(Material shown begins)
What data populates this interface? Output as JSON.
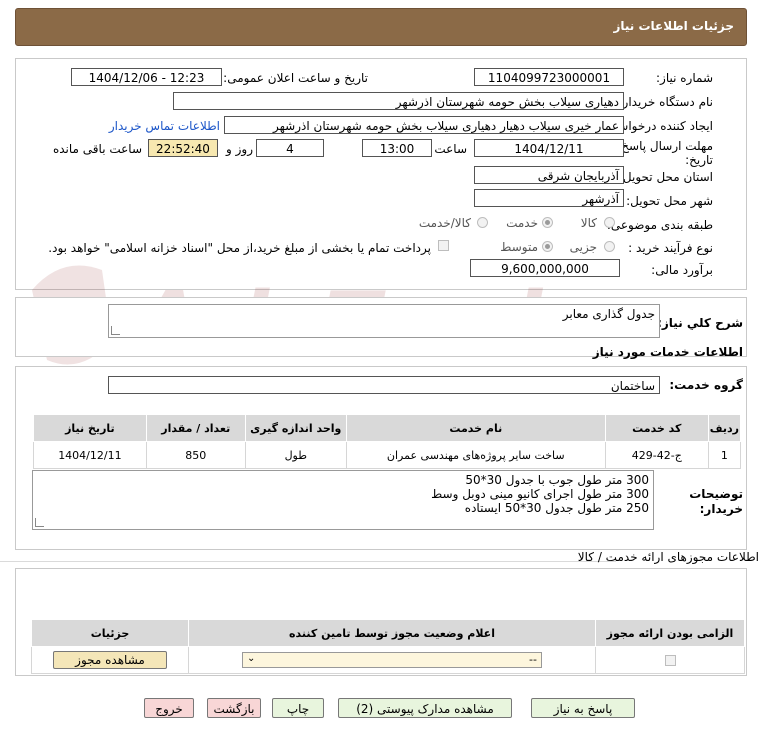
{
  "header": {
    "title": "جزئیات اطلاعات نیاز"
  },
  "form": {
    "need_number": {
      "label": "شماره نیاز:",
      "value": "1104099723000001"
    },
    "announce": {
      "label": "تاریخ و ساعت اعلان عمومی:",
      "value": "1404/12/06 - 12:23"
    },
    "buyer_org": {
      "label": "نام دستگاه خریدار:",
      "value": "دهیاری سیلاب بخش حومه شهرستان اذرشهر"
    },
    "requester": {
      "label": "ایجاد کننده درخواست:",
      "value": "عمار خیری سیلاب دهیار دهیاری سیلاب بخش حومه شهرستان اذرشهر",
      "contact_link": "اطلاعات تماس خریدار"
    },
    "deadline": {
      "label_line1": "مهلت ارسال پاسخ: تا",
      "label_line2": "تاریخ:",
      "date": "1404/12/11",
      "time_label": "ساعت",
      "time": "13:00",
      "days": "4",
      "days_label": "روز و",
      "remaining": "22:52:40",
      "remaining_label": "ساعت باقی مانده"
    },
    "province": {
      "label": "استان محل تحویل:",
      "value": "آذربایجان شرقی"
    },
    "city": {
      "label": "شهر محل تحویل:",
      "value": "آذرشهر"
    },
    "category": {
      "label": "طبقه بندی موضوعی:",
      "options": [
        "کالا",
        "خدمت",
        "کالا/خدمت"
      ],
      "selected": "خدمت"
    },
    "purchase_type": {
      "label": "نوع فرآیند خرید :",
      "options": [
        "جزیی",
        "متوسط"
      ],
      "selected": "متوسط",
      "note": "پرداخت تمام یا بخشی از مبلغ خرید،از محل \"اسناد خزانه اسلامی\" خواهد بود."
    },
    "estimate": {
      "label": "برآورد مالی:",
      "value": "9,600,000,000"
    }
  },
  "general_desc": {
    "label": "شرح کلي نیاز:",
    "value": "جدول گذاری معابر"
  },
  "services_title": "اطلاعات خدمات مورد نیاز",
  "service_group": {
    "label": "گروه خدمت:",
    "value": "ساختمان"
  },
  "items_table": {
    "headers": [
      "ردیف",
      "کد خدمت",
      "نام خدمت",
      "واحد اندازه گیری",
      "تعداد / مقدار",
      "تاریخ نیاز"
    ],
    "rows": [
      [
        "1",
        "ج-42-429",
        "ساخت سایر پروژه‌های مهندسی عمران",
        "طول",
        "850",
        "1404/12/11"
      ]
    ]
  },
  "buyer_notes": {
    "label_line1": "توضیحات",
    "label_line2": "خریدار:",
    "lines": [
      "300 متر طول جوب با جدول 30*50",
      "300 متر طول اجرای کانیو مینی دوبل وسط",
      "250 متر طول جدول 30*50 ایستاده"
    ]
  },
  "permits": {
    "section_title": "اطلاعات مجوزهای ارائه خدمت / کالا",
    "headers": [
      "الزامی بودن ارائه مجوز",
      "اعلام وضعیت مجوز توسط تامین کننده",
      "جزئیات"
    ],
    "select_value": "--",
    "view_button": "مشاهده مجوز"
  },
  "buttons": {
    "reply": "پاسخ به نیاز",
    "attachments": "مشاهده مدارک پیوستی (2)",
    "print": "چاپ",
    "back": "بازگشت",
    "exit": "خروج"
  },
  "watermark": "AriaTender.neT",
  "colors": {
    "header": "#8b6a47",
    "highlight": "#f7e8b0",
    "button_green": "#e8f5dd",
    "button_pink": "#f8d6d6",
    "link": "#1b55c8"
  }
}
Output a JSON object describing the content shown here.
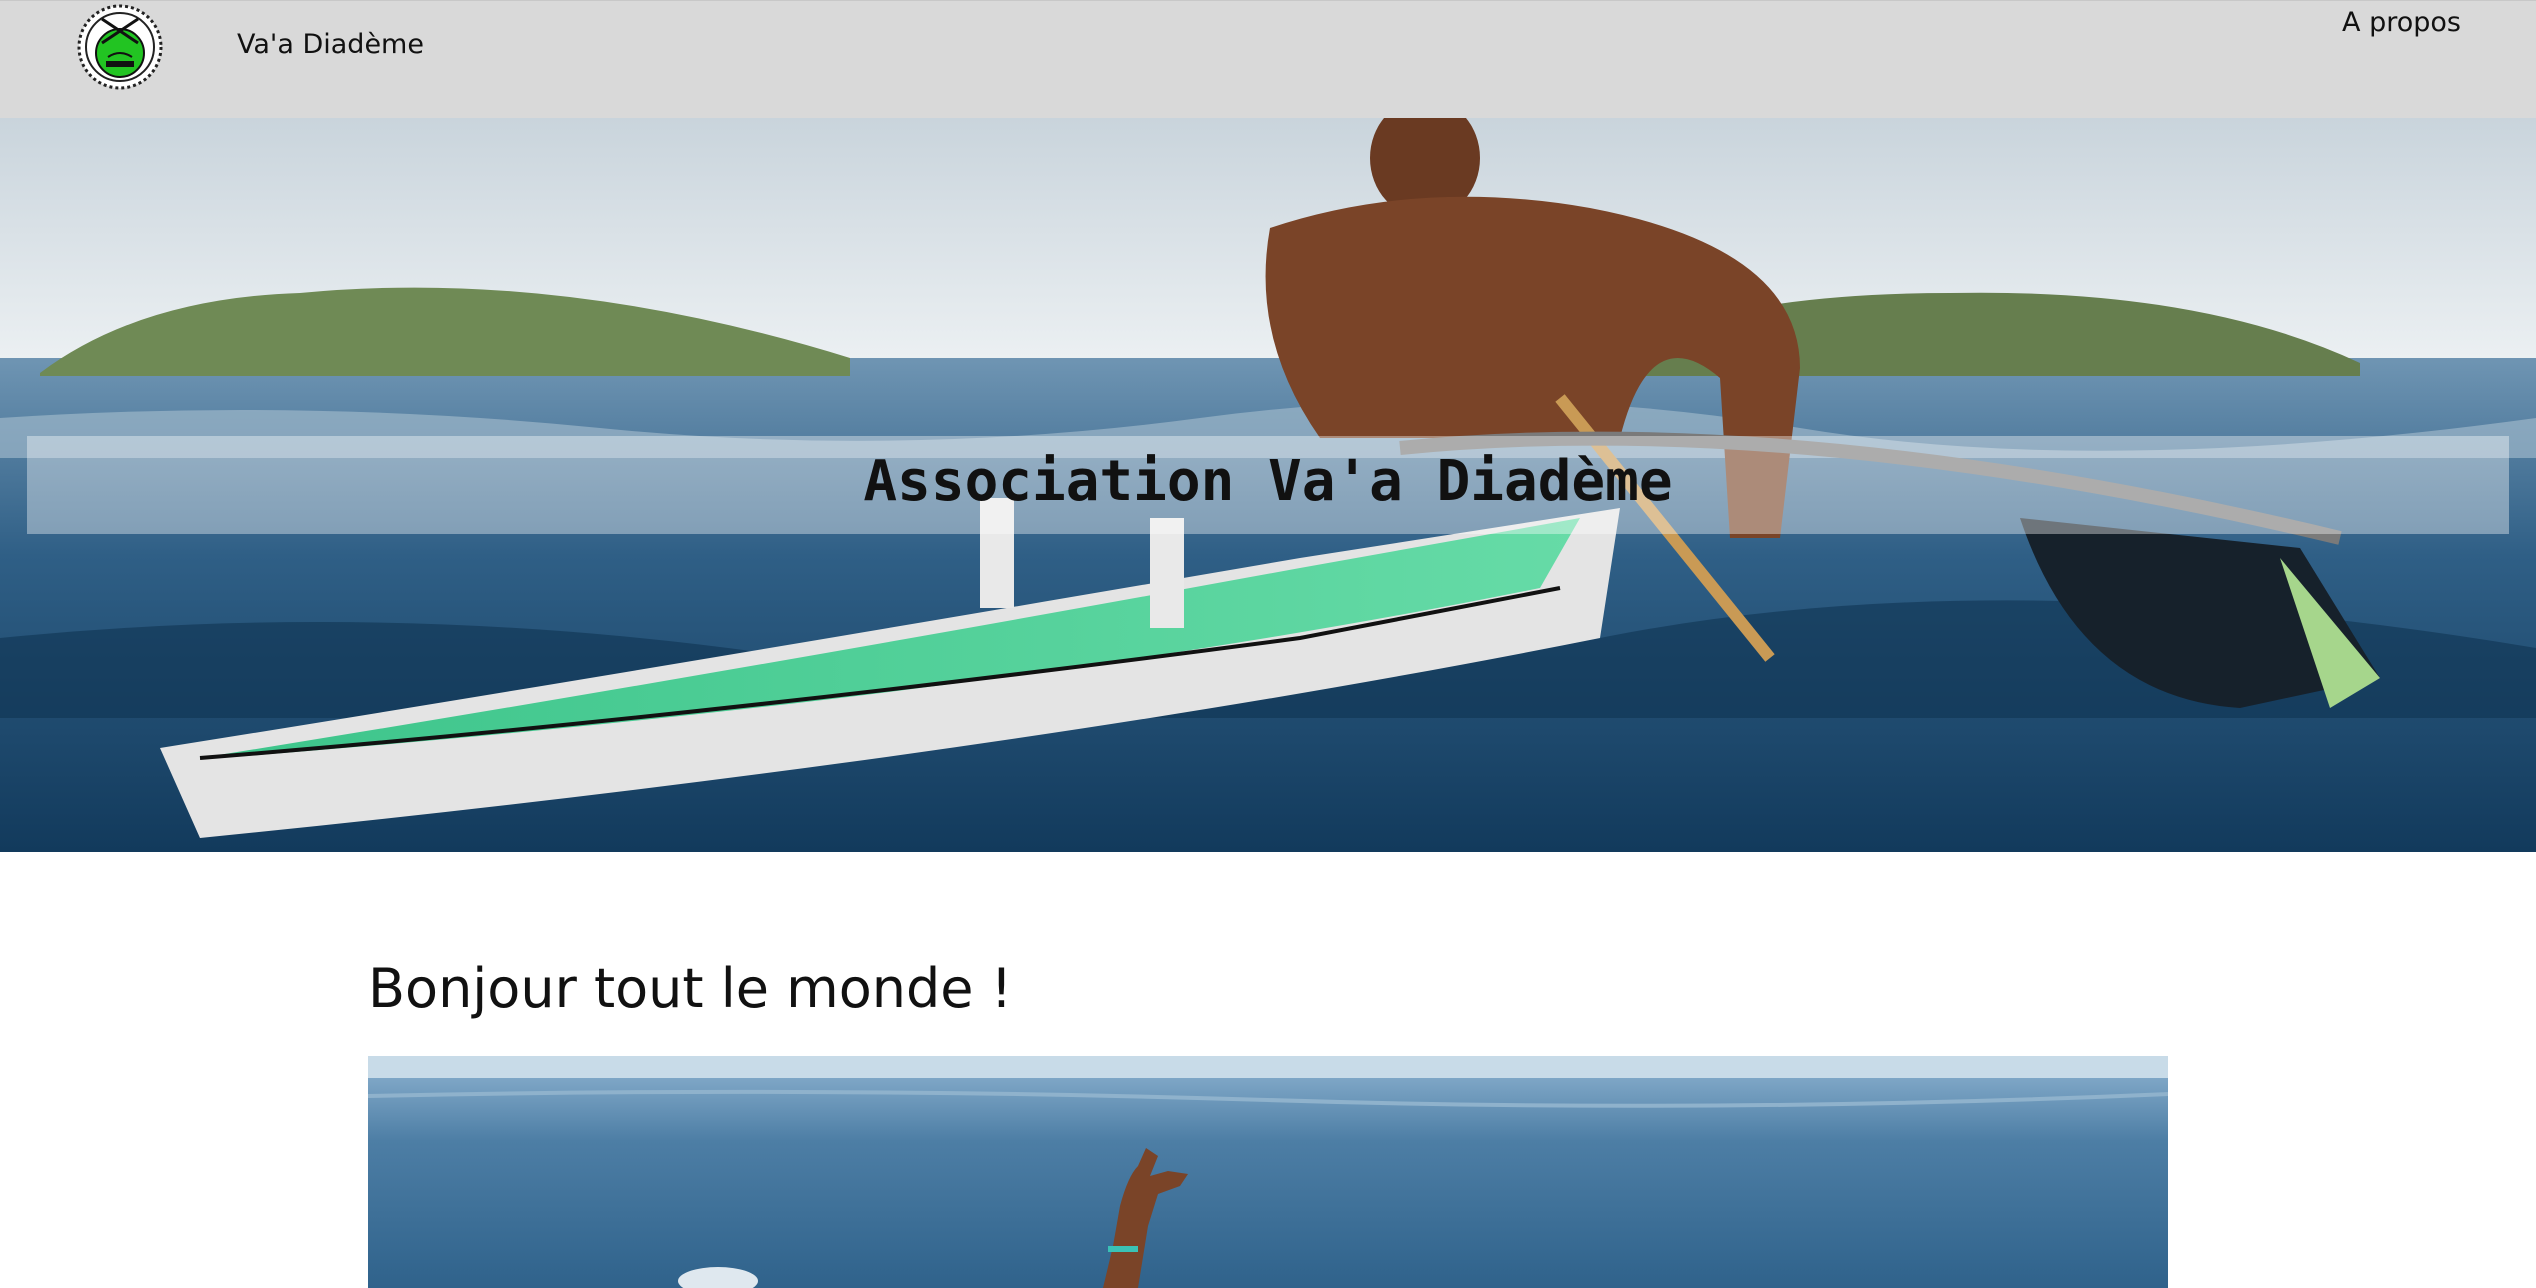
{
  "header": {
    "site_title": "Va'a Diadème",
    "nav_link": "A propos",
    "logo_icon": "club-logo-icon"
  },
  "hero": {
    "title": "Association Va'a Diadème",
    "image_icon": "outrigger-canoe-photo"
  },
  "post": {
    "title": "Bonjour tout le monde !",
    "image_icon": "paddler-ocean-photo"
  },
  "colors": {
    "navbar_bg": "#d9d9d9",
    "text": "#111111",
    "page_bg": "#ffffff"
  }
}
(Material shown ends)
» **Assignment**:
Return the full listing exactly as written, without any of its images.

» **The completed task**:
What data populates this interface? Output as JSON.
{
  "header": {
    "title": "جزئیات اطلاعات نیاز"
  },
  "form": {
    "need_number": {
      "label": "شماره نیاز:",
      "value": "1104099723000001"
    },
    "announce": {
      "label": "تاریخ و ساعت اعلان عمومی:",
      "value": "1404/12/06 - 12:23"
    },
    "buyer_org": {
      "label": "نام دستگاه خریدار:",
      "value": "دهیاری سیلاب بخش حومه شهرستان اذرشهر"
    },
    "requester": {
      "label": "ایجاد کننده درخواست:",
      "value": "عمار خیری سیلاب دهیار دهیاری سیلاب بخش حومه شهرستان اذرشهر",
      "contact_link": "اطلاعات تماس خریدار"
    },
    "deadline": {
      "label_line1": "مهلت ارسال پاسخ: تا",
      "label_line2": "تاریخ:",
      "date": "1404/12/11",
      "time_label": "ساعت",
      "time": "13:00",
      "days": "4",
      "days_label": "روز و",
      "remaining": "22:52:40",
      "remaining_label": "ساعت باقی مانده"
    },
    "province": {
      "label": "استان محل تحویل:",
      "value": "آذربایجان شرقی"
    },
    "city": {
      "label": "شهر محل تحویل:",
      "value": "آذرشهر"
    },
    "category": {
      "label": "طبقه بندی موضوعی:",
      "options": [
        "کالا",
        "خدمت",
        "کالا/خدمت"
      ],
      "selected": "خدمت"
    },
    "purchase_type": {
      "label": "نوع فرآیند خرید :",
      "options": [
        "جزیی",
        "متوسط"
      ],
      "selected": "متوسط",
      "note": "پرداخت تمام یا بخشی از مبلغ خرید،از محل \"اسناد خزانه اسلامی\" خواهد بود."
    },
    "estimate": {
      "label": "برآورد مالی:",
      "value": "9,600,000,000"
    }
  },
  "general_desc": {
    "label": "شرح کلي نیاز:",
    "value": "جدول گذاری معابر"
  },
  "services_title": "اطلاعات خدمات مورد نیاز",
  "service_group": {
    "label": "گروه خدمت:",
    "value": "ساختمان"
  },
  "items_table": {
    "headers": [
      "ردیف",
      "کد خدمت",
      "نام خدمت",
      "واحد اندازه گیری",
      "تعداد / مقدار",
      "تاریخ نیاز"
    ],
    "rows": [
      [
        "1",
        "ج-42-429",
        "ساخت سایر پروژه‌های مهندسی عمران",
        "طول",
        "850",
        "1404/12/11"
      ]
    ]
  },
  "buyer_notes": {
    "label_line1": "توضیحات",
    "label_line2": "خریدار:",
    "lines": [
      "300 متر طول جوب با جدول 30*50",
      "300 متر طول اجرای کانیو مینی دوبل وسط",
      "250 متر طول جدول 30*50 ایستاده"
    ]
  },
  "permits": {
    "section_title": "اطلاعات مجوزهای ارائه خدمت / کالا",
    "headers": [
      "الزامی بودن ارائه مجوز",
      "اعلام وضعیت مجوز توسط تامین کننده",
      "جزئیات"
    ],
    "select_value": "--",
    "view_button": "مشاهده مجوز"
  },
  "buttons": {
    "reply": "پاسخ به نیاز",
    "attachments": "مشاهده مدارک پیوستی (2)",
    "print": "چاپ",
    "back": "بازگشت",
    "exit": "خروج"
  },
  "watermark": "AriaTender.neT",
  "colors": {
    "header": "#8b6a47",
    "highlight": "#f7e8b0",
    "button_green": "#e8f5dd",
    "button_pink": "#f8d6d6",
    "link": "#1b55c8"
  }
}
Output a JSON object describing the content shown here.
{
  "header": {
    "site_title": "Va'a Diadème",
    "nav_link": "A propos",
    "logo_icon": "club-logo-icon"
  },
  "hero": {
    "title": "Association Va'a Diadème",
    "image_icon": "outrigger-canoe-photo"
  },
  "post": {
    "title": "Bonjour tout le monde !",
    "image_icon": "paddler-ocean-photo"
  },
  "colors": {
    "navbar_bg": "#d9d9d9",
    "text": "#111111",
    "page_bg": "#ffffff"
  }
}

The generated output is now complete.